=== Begin Enclosure ===

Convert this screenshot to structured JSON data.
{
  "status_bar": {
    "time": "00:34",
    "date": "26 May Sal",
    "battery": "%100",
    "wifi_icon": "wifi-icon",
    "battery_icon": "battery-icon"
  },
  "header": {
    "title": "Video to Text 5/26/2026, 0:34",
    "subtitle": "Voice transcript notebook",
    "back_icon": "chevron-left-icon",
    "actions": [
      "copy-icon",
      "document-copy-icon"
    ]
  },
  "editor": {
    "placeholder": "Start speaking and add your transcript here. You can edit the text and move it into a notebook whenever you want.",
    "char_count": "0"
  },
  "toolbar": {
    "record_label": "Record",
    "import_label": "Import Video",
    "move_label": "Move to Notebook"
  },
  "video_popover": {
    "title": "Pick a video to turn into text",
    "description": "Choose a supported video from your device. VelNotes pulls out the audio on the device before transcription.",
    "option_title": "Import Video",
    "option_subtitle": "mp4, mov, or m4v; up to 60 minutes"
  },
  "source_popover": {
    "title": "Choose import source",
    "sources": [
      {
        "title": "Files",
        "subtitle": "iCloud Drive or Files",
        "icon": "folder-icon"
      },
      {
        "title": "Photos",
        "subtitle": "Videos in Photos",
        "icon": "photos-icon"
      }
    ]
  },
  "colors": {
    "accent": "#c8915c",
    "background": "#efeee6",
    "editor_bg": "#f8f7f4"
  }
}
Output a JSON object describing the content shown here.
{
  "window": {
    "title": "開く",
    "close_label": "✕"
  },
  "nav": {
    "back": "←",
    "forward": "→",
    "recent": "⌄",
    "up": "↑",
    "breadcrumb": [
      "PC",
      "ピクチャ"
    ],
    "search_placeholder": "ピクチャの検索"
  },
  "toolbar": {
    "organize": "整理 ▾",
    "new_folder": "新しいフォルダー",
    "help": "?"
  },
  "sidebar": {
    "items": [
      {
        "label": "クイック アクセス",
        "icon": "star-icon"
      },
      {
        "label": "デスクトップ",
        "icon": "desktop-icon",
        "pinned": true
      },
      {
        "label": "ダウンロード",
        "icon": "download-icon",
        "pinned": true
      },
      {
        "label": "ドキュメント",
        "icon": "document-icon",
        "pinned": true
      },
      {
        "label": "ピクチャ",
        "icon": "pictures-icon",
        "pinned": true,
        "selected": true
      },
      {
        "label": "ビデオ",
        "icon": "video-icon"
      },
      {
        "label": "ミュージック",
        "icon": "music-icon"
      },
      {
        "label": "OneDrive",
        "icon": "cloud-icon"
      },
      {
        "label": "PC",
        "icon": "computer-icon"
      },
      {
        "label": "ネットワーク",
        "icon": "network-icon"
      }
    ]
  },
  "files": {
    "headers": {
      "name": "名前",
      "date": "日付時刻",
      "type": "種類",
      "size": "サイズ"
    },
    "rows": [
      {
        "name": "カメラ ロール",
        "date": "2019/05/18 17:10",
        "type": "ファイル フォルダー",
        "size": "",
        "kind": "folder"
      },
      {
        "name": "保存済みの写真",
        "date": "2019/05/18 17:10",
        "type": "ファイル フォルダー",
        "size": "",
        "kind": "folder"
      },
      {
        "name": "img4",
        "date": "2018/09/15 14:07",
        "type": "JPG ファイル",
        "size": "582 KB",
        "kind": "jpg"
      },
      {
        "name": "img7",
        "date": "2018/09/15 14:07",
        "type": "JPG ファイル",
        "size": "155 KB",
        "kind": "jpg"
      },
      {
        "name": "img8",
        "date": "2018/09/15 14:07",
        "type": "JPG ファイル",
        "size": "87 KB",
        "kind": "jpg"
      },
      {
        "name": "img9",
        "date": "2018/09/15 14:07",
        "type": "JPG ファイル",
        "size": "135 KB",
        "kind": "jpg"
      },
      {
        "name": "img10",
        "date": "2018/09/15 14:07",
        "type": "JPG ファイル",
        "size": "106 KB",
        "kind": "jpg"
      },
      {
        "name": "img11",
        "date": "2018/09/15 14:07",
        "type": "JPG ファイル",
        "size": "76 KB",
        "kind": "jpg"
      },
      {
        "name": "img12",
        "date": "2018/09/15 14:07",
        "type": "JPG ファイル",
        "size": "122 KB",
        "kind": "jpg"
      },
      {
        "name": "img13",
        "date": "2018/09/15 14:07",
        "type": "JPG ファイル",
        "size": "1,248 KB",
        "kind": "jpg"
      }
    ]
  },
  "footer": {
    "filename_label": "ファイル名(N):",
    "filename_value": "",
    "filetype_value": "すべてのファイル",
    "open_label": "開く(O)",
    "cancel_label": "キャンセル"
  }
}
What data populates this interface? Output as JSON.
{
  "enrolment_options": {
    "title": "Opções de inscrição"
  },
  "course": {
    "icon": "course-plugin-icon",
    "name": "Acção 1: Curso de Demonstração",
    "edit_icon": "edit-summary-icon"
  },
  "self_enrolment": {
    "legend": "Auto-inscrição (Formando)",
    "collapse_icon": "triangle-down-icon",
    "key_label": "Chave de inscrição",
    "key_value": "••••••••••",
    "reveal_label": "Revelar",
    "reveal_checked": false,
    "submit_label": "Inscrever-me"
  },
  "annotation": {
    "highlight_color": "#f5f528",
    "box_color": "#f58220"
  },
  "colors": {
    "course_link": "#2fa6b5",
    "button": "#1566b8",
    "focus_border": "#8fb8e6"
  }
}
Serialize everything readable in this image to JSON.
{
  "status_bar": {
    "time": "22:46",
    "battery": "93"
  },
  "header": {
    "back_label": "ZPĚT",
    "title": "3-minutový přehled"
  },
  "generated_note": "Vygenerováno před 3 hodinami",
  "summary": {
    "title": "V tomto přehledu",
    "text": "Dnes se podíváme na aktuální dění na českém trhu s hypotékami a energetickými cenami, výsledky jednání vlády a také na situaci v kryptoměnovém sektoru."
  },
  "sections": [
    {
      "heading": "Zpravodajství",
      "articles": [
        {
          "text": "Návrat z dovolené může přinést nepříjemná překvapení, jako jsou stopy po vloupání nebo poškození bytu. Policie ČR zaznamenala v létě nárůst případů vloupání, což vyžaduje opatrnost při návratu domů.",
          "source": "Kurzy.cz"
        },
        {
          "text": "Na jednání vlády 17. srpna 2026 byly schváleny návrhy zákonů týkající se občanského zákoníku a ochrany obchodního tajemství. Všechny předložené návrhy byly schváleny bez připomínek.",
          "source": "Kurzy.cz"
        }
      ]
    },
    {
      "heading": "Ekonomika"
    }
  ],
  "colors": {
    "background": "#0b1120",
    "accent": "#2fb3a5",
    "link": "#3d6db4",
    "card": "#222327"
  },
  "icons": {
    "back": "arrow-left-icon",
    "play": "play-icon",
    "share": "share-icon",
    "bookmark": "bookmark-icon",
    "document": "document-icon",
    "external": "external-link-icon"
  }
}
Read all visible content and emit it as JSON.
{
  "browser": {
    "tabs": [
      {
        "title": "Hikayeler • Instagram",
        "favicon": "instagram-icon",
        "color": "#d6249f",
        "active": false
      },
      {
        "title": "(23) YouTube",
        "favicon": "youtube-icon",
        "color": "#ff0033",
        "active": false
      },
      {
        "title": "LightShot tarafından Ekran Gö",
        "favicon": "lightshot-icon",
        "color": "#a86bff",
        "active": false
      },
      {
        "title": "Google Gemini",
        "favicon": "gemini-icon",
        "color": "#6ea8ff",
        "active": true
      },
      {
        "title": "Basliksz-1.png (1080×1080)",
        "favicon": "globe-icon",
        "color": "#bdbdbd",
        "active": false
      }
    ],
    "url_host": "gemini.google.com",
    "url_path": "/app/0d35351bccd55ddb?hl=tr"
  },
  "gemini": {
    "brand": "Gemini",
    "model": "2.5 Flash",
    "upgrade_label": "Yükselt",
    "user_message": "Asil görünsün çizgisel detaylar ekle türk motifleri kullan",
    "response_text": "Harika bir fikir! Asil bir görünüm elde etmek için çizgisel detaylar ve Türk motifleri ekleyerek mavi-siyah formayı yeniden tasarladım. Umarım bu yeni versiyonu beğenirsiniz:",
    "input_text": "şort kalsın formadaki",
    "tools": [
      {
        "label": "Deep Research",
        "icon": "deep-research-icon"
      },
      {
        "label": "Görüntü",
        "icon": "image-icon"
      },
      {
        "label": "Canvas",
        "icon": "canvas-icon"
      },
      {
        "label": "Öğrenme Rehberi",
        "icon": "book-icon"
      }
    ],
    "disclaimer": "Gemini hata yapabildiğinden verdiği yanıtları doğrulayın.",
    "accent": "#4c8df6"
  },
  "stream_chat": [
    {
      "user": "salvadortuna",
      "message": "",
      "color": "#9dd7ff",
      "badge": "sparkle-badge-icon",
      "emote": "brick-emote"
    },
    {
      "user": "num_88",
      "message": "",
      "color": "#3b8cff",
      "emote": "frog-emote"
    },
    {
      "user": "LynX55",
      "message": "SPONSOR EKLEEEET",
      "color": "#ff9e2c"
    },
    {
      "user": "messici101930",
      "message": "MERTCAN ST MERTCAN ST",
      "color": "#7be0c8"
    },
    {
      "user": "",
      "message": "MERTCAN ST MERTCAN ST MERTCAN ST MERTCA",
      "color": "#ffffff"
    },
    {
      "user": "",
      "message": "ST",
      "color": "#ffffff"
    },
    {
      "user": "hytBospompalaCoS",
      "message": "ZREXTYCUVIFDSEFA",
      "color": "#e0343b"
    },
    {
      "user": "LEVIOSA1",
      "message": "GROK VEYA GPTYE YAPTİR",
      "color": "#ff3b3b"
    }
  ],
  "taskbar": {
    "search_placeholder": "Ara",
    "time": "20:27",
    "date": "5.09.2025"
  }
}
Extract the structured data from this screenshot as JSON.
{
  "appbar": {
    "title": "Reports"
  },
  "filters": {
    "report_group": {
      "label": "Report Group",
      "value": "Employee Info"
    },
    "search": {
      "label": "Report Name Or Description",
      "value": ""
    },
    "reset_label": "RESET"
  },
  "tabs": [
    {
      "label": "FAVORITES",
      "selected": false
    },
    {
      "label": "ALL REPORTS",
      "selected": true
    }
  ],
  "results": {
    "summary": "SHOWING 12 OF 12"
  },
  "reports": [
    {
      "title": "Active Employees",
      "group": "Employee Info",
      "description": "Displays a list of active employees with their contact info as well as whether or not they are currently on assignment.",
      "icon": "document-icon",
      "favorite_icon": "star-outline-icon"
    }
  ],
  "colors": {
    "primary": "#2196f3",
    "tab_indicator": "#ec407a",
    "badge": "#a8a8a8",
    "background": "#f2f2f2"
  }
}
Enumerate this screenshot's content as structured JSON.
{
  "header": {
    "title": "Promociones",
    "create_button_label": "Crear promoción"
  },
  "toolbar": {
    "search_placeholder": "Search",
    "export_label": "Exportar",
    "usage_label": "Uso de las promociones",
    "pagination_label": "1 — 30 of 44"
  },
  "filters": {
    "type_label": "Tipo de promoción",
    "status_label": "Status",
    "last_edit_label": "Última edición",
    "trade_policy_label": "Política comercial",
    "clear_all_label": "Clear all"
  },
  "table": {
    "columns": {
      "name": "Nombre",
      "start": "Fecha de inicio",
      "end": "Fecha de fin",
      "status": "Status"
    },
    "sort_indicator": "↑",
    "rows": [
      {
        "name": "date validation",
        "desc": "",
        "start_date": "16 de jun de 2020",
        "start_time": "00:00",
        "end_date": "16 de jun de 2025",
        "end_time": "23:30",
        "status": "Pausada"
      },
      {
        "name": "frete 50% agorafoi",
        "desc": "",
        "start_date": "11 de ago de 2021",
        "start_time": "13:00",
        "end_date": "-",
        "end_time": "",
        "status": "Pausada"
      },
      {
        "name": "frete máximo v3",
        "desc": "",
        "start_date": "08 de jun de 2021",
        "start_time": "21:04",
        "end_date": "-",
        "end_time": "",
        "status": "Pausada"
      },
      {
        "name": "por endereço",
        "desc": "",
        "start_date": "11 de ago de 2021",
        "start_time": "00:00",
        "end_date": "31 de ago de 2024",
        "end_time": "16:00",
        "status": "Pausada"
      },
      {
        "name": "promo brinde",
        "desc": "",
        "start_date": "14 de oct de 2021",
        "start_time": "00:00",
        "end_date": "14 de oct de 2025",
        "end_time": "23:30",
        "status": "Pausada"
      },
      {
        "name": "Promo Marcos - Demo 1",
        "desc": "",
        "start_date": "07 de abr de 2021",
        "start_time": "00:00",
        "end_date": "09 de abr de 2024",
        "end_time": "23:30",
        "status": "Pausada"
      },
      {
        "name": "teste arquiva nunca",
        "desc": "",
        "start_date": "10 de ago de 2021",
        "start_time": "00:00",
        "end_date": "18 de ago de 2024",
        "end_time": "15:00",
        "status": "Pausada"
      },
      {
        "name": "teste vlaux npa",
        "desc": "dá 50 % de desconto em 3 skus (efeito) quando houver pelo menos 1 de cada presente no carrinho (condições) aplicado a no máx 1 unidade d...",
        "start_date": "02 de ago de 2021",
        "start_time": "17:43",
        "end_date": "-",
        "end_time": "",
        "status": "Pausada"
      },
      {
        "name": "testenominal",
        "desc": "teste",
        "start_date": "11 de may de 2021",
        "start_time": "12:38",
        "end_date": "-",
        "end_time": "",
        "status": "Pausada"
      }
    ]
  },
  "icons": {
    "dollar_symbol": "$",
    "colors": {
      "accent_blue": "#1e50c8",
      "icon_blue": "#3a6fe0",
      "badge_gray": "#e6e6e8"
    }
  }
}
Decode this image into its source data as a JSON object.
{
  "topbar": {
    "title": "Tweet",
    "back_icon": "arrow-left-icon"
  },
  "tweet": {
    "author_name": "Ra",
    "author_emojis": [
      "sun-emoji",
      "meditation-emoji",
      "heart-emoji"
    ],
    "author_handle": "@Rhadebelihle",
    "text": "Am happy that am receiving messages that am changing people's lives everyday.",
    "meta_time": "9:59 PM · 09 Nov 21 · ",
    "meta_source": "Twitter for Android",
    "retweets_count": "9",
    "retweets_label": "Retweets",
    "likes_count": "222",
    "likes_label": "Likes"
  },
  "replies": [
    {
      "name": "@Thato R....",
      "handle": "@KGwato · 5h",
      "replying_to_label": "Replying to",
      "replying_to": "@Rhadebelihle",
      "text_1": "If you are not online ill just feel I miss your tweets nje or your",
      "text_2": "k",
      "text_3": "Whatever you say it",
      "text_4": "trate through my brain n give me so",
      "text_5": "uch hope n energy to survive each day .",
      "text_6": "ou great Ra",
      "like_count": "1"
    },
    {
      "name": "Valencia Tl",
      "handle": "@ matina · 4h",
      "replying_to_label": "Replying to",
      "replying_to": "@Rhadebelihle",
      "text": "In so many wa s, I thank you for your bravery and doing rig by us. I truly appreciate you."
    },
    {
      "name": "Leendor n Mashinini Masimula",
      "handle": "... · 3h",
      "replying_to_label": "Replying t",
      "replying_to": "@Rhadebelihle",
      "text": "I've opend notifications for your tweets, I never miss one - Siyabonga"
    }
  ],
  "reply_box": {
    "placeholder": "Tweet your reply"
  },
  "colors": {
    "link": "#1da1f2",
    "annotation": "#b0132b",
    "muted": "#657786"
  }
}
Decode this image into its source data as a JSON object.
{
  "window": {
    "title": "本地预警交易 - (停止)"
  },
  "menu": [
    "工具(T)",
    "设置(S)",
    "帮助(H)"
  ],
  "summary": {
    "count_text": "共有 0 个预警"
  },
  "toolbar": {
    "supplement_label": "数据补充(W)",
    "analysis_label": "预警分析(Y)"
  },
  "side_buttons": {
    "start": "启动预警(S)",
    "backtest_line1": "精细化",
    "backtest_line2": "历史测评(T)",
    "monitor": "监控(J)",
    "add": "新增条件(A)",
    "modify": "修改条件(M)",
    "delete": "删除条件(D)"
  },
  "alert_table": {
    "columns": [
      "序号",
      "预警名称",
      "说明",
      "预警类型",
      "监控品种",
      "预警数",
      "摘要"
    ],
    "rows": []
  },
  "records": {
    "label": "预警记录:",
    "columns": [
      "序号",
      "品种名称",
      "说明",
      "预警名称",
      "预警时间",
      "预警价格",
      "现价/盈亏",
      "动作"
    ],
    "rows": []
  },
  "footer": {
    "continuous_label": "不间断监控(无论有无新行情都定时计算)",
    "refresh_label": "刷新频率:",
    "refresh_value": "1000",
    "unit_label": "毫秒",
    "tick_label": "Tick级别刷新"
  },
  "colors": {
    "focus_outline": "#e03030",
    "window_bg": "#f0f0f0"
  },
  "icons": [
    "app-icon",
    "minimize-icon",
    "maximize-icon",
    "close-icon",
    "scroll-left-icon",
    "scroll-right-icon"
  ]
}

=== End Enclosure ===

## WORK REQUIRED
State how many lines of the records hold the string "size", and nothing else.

## YOUR SOLUTION
11